Sheila has been living with HIV for almost twenty years. When the reporter told Minister for Ethics and Integrity James Nsaba Buturo about Shiela, the cabinet minister who has been one of the anti-gay bill’s staunchest supporters said that the entire story is a lie:
I have never heard of that, actually. But they lie a lot. Lies. They use that as a major tool because you see that’s the only way they garner sympathy from all over the world. Now the idea that in Uganda we have plans to kill gays you know, that the bill of Honourable Bahati is intended to kill homosexuals – that is the view that the entire world has got, yet it is not the case.
But what has to be the most interesting element of the documentary for me is that for the first time we get to hear from Stanley Nduala, who writes for the notorious tabloid Red Pepper. He has been in the forefront of that tabloid’s outing campaigns. Apparently, making life miserable for LGBT people pays very well in Uganda; we see Nduala driving around Kampala in a late model Mercedes. Incredibly, he claimed that he, too, would fall under the bill’s provisions against “promoting” homosexuality:
STANLEY NDUALA, JOURNALIST ‘RED PEPPER’: For them, they believe that anything you write about homosexuality is promotion. So they think that I’m working with the activists to promote homosexuality in Uganda. So it is quite strict.
Far from promoting homosexuality, ‘The Red Pepper’ goes so far as to out homosexuals in its most popular section. No-one is spared.
FRANK MUGISHA: I know very many people who were outed in that tabloid who lost their jobs, who lost their families, who lost friends. I know people who were even bashed, I know people who were beaten. I know people who were harassed because they were outed in ‘The Red Pepper’.
REPORTER: Do you feel that you are persecuting a minority?
STANLEY NDUALA: I don’t know why they believe like that. We are just being journalists – True journalists.
Stanley tells me that the reason for such interest is that no crime is as hated as homosexuality here.
STANLEY NDUALA: When you commit homosexuality, they think all these other things, like rape, what, are just minor. If you have done that one, you could do everything.
REPORTER: So here in Uganda, being a rapist is minor compared to being a homosexual?
STANLEY NDUALA: Yes, to the public eye
Lawyer Lad Rekefuzi confirms that rapists and murderers fare better in Uganda’s courts than do gay people.

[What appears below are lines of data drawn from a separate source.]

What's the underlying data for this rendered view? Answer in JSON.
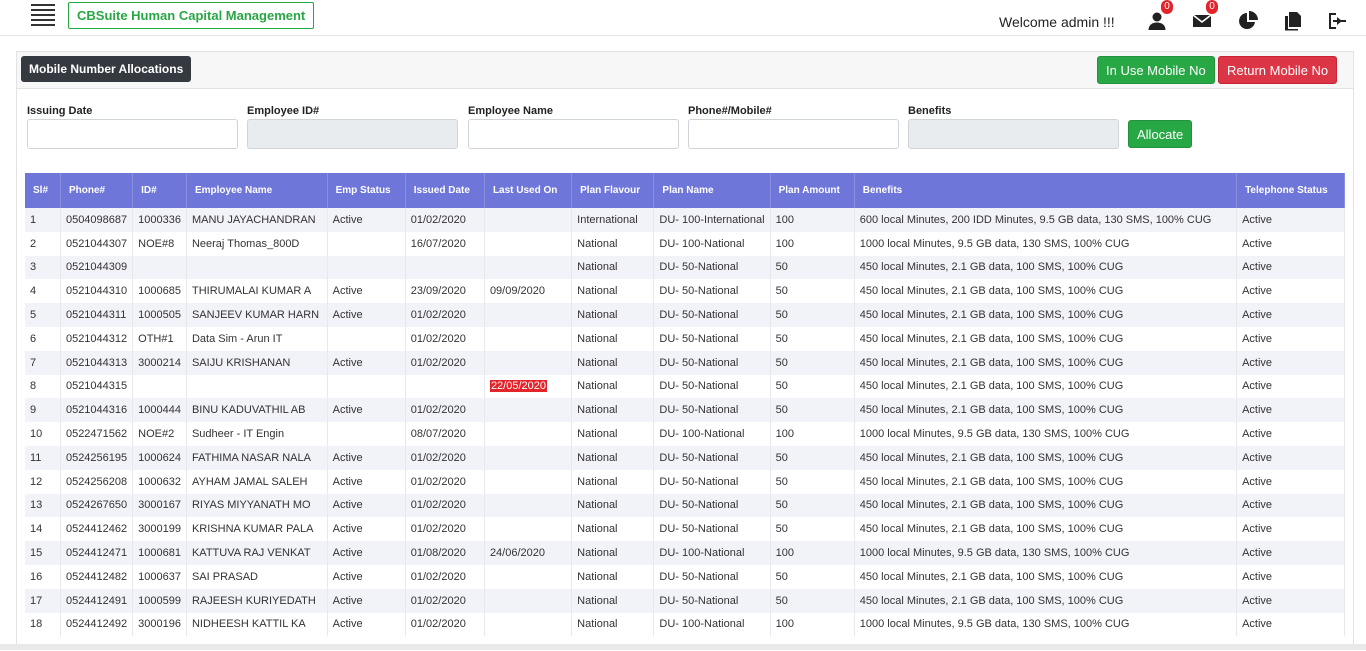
{
  "app": {
    "brand": "CBSuite Human Capital Management",
    "welcome": "Welcome admin !!!",
    "user_badge": "0",
    "mail_badge": "0"
  },
  "panel": {
    "title": "Mobile Number Allocations",
    "in_use_label": "In Use Mobile No",
    "return_label": "Return Mobile No",
    "allocate_label": "Allocate"
  },
  "form": {
    "issuing_date_label": "Issuing Date",
    "employee_id_label": "Employee ID#",
    "employee_name_label": "Employee Name",
    "phone_label": "Phone#/Mobile#",
    "benefits_label": "Benefits"
  },
  "table": {
    "headers": [
      "Sl#",
      "Phone#",
      "ID#",
      "Employee Name",
      "Emp Status",
      "Issued Date",
      "Last Used On",
      "Plan Flavour",
      "Plan Name",
      "Plan Amount",
      "Benefits",
      "Telephone Status"
    ],
    "rows": [
      [
        "1",
        "0504098687",
        "1000336",
        "MANU JAYACHANDRAN",
        "Active",
        "01/02/2020",
        "",
        "International",
        "DU- 100-International",
        "100",
        "600 local Minutes, 200 IDD Minutes, 9.5 GB data, 130 SMS, 100% CUG",
        "Active"
      ],
      [
        "2",
        "0521044307",
        "NOE#8",
        "Neeraj Thomas_800D",
        "",
        "16/07/2020",
        "",
        "National",
        "DU- 100-National",
        "100",
        "1000 local Minutes, 9.5 GB data, 130 SMS, 100% CUG",
        "Active"
      ],
      [
        "3",
        "0521044309",
        "",
        "",
        "",
        "",
        "",
        "National",
        "DU- 50-National",
        "50",
        "450 local Minutes, 2.1 GB data, 100 SMS, 100% CUG",
        "Active"
      ],
      [
        "4",
        "0521044310",
        "1000685",
        "THIRUMALAI KUMAR A",
        "Active",
        "23/09/2020",
        "09/09/2020",
        "National",
        "DU- 50-National",
        "50",
        "450 local Minutes, 2.1 GB data, 100 SMS, 100% CUG",
        "Active"
      ],
      [
        "5",
        "0521044311",
        "1000505",
        "SANJEEV KUMAR HARN",
        "Active",
        "01/02/2020",
        "",
        "National",
        "DU- 50-National",
        "50",
        "450 local Minutes, 2.1 GB data, 100 SMS, 100% CUG",
        "Active"
      ],
      [
        "6",
        "0521044312",
        "OTH#1",
        "Data Sim - Arun IT",
        "",
        "01/02/2020",
        "",
        "National",
        "DU- 50-National",
        "50",
        "450 local Minutes, 2.1 GB data, 100 SMS, 100% CUG",
        "Active"
      ],
      [
        "7",
        "0521044313",
        "3000214",
        "SAIJU KRISHANAN",
        "Active",
        "01/02/2020",
        "",
        "National",
        "DU- 50-National",
        "50",
        "450 local Minutes, 2.1 GB data, 100 SMS, 100% CUG",
        "Active"
      ],
      [
        "8",
        "0521044315",
        "",
        "",
        "",
        "",
        "22/05/2020",
        "National",
        "DU- 50-National",
        "50",
        "450 local Minutes, 2.1 GB data, 100 SMS, 100% CUG",
        "Active"
      ],
      [
        "9",
        "0521044316",
        "1000444",
        "BINU KADUVATHIL AB",
        "Active",
        "01/02/2020",
        "",
        "National",
        "DU- 50-National",
        "50",
        "450 local Minutes, 2.1 GB data, 100 SMS, 100% CUG",
        "Active"
      ],
      [
        "10",
        "0522471562",
        "NOE#2",
        "Sudheer - IT Engin",
        "",
        "08/07/2020",
        "",
        "National",
        "DU- 100-National",
        "100",
        "1000 local Minutes, 9.5 GB data, 130 SMS, 100% CUG",
        "Active"
      ],
      [
        "11",
        "0524256195",
        "1000624",
        "FATHIMA NASAR NALA",
        "Active",
        "01/02/2020",
        "",
        "National",
        "DU- 50-National",
        "50",
        "450 local Minutes, 2.1 GB data, 100 SMS, 100% CUG",
        "Active"
      ],
      [
        "12",
        "0524256208",
        "1000632",
        "AYHAM JAMAL SALEH",
        "Active",
        "01/02/2020",
        "",
        "National",
        "DU- 50-National",
        "50",
        "450 local Minutes, 2.1 GB data, 100 SMS, 100% CUG",
        "Active"
      ],
      [
        "13",
        "0524267650",
        "3000167",
        "RIYAS MIYYANATH MO",
        "Active",
        "01/02/2020",
        "",
        "National",
        "DU- 50-National",
        "50",
        "450 local Minutes, 2.1 GB data, 100 SMS, 100% CUG",
        "Active"
      ],
      [
        "14",
        "0524412462",
        "3000199",
        "KRISHNA KUMAR PALA",
        "Active",
        "01/02/2020",
        "",
        "National",
        "DU- 50-National",
        "50",
        "450 local Minutes, 2.1 GB data, 100 SMS, 100% CUG",
        "Active"
      ],
      [
        "15",
        "0524412471",
        "1000681",
        "KATTUVA RAJ VENKAT",
        "Active",
        "01/08/2020",
        "24/06/2020",
        "National",
        "DU- 100-National",
        "100",
        "1000 local Minutes, 9.5 GB data, 130 SMS, 100% CUG",
        "Active"
      ],
      [
        "16",
        "0524412482",
        "1000637",
        "SAI PRASAD",
        "Active",
        "01/02/2020",
        "",
        "National",
        "DU- 50-National",
        "50",
        "450 local Minutes, 2.1 GB data, 100 SMS, 100% CUG",
        "Active"
      ],
      [
        "17",
        "0524412491",
        "1000599",
        "RAJEESH KURIYEDATH",
        "Active",
        "01/02/2020",
        "",
        "National",
        "DU- 50-National",
        "50",
        "450 local Minutes, 2.1 GB data, 100 SMS, 100% CUG",
        "Active"
      ],
      [
        "18",
        "0524412492",
        "3000196",
        "NIDHEESH KATTIL KA",
        "Active",
        "01/02/2020",
        "",
        "National",
        "DU- 100-National",
        "100",
        "1000 local Minutes, 9.5 GB data, 130 SMS, 100% CUG",
        "Active"
      ]
    ],
    "highlighted_cell": {
      "row": 7,
      "col": 6,
      "color": "#e3242b"
    }
  },
  "colors": {
    "accent_green": "#28a745",
    "accent_red": "#dc3545",
    "table_header": "#6f76d9",
    "title_dark": "#343a40"
  },
  "icons": [
    "menu-icon",
    "user-icon",
    "mail-icon",
    "pie-chart-icon",
    "copy-icon",
    "sign-out-icon"
  ]
}
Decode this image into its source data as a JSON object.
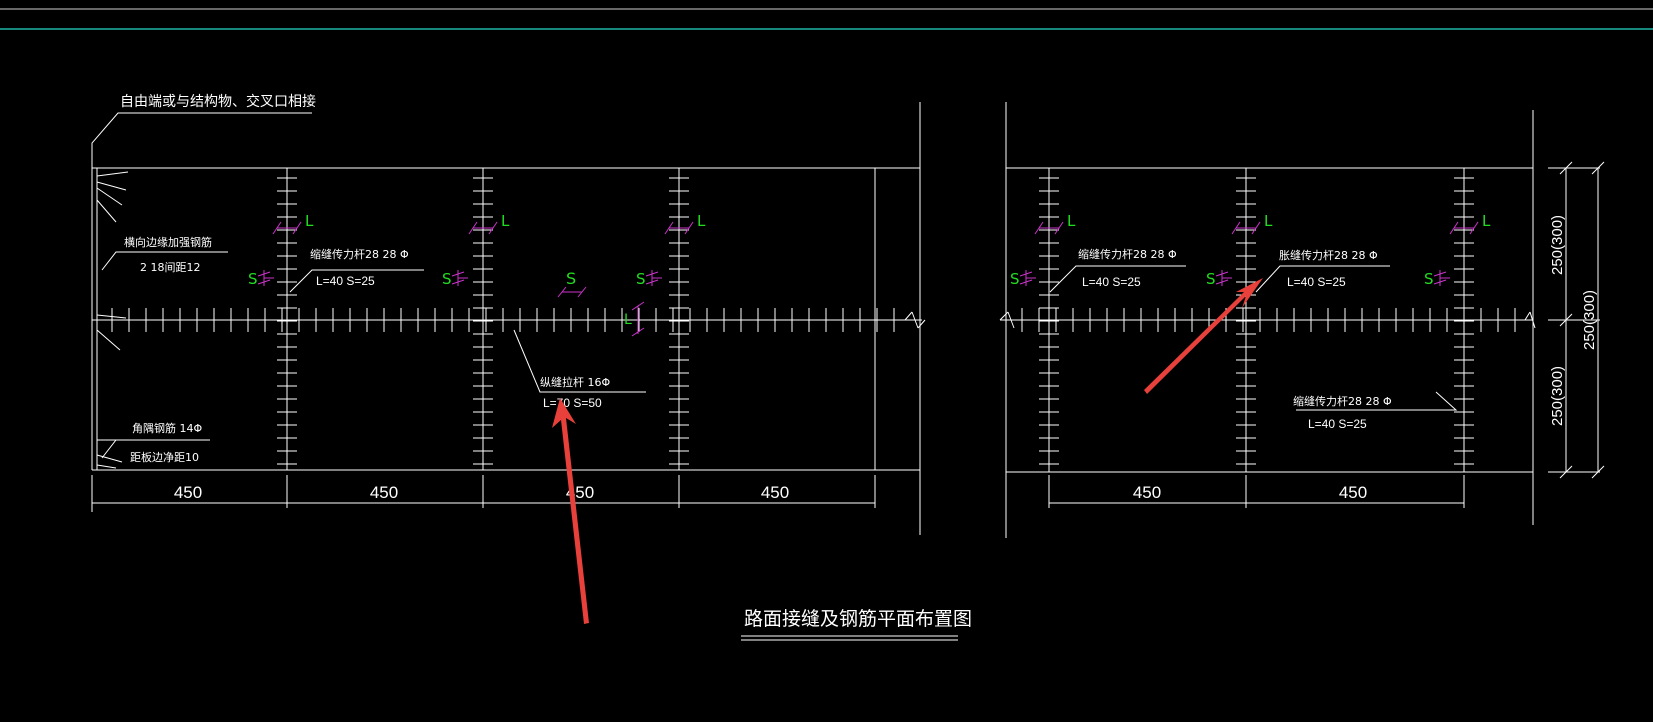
{
  "colors": {
    "background": "#000000",
    "line": "#ffffff",
    "frame_line": "#1fb5a8",
    "joint_marker": "#cc33cc",
    "marker_text": "#22dd22",
    "arrow": "#e8403a"
  },
  "drawing": {
    "title": "路面接缝及钢筋平面布置图",
    "left_panel": {
      "top_callout": "自由端或与结构物、交叉口相接",
      "edge_rebar_label_1": "横向边缘加强钢筋",
      "edge_rebar_label_2": "2 18间距12",
      "corner_rebar_label_1": "角隅钢筋 14Φ",
      "corner_rebar_label_2": "距板边净距10",
      "dowel_label_1": "缩缝传力杆28 28 Φ",
      "dowel_label_2": "L=40  S=25",
      "tie_bar_label_1": "纵缝拉杆  16Φ",
      "tie_bar_label_2": "L=70  S=50",
      "spacing_dims": [
        "450",
        "450",
        "450",
        "450"
      ]
    },
    "right_panel": {
      "dowel_label_a_1": "缩缝传力杆28 28 Φ",
      "dowel_label_a_2": "L=40  S=25",
      "dowel_label_b_1": "胀缝传力杆28 28 Φ",
      "dowel_label_b_2": "L=40  S=25",
      "dowel_label_c_1": "缩缝传力杆28 28 Φ",
      "dowel_label_c_2": "L=40  S=25",
      "spacing_dims": [
        "450",
        "450"
      ],
      "vertical_dims": [
        "250(300)",
        "250(300)",
        "250(300)"
      ]
    },
    "markers": {
      "length": "L",
      "spacing": "S"
    }
  }
}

Also making a brief appearance is retired Bishop Christopher Senyonjo, a brave man who I had the distinct pleasure of meeting last May in Southern California. This documentary is a great addition to the body of work being done all over the world to call attention to the deplorable treatment of LGBT people in Uganda.